It is starting to look like Google’s brush with US anti-trust regulators is not going to go anywhere. While the search outfit is having to face the music when it comes to its moves stifle competition in the EU, it seems that the US anti-trust regulators are less interested.
Word on the street is that Google is near a US antitrust settlement which would see the search giant escape without penalty or punishment. In return for the FTC going away, Google will conceding greater transparency and agreeing not to scrape content for its index. Advertisers would be able to compare Google advertising campaigns with how those run through other search sites performed. Google has also promised that it would not copy the content of other sites without their prior permission.
The concessions are voluntary and Google will not have to face a trial or financial settlement. Google’s rivals are very cross about the rumours. Microsoft, Yelp, and Expedia all complained vocally about Google’s actions. Fairsearch, which is a pressure group with members including Microsoft, Expedia, TripAdvisor, Nokia, and Oracle, said that enforcement authorities should not allow Google to retain an unfair advantage in the market gained through years of anti-competitive behaviour.

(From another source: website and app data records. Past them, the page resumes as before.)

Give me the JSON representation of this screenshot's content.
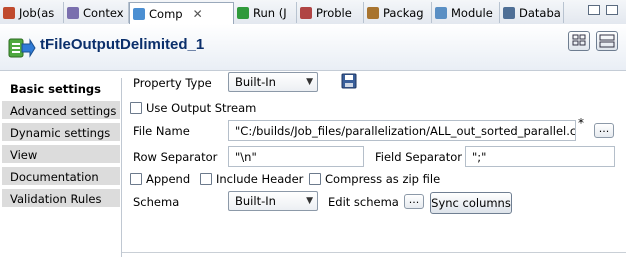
{
  "tabs": [
    {
      "label": "Job(as",
      "icon": "job-icon",
      "color": "#c04a2e"
    },
    {
      "label": "Contex",
      "icon": "contexts-icon",
      "color": "#7a6fae"
    },
    {
      "label": "Comp",
      "icon": "component-icon",
      "color": "#4b8fd2",
      "active": true
    },
    {
      "label": "Run (J",
      "icon": "run-icon",
      "color": "#2f9a3b"
    },
    {
      "label": "Proble",
      "icon": "problems-icon",
      "color": "#b04444"
    },
    {
      "label": "Packag",
      "icon": "package-icon",
      "color": "#a8742f"
    },
    {
      "label": "Module",
      "icon": "module-icon",
      "color": "#5a8fc4"
    },
    {
      "label": "Databa",
      "icon": "database-icon",
      "color": "#4f6f96"
    }
  ],
  "component": {
    "title": "tFileOutputDelimited_1",
    "icon": "file-output-icon"
  },
  "nav": [
    {
      "label": "Basic settings",
      "active": true
    },
    {
      "label": "Advanced settings"
    },
    {
      "label": "Dynamic settings"
    },
    {
      "label": "View"
    },
    {
      "label": "Documentation"
    },
    {
      "label": "Validation Rules"
    }
  ],
  "form": {
    "property_type_label": "Property Type",
    "property_type_value": "Built-In",
    "use_output_stream_label": "Use Output Stream",
    "file_name_label": "File Name",
    "file_name_value": "\"C:/builds/Job_files/parallelization/ALL_out_sorted_parallel.csv\"",
    "file_name_required": "*",
    "row_separator_label": "Row Separator",
    "row_separator_value": "\"\\n\"",
    "field_separator_label": "Field Separator",
    "field_separator_value": "\";\"",
    "append_label": "Append",
    "include_header_label": "Include Header",
    "compress_label": "Compress as zip file",
    "schema_label": "Schema",
    "schema_value": "Built-In",
    "edit_schema_label": "Edit schema",
    "sync_columns_label": "Sync columns",
    "browse_label": "...",
    "edit_schema_button": "..."
  },
  "colors": {
    "accent_title": "#0b2f6b",
    "tab_border": "#a9b6c6",
    "nav_bg": "#dcdcdc"
  }
}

If the FTC fails to take meaningful action after a nearly two-year investigation, Google will only be emboldened to act in ways that are more harmful to consumers and innovators, a spokesman said.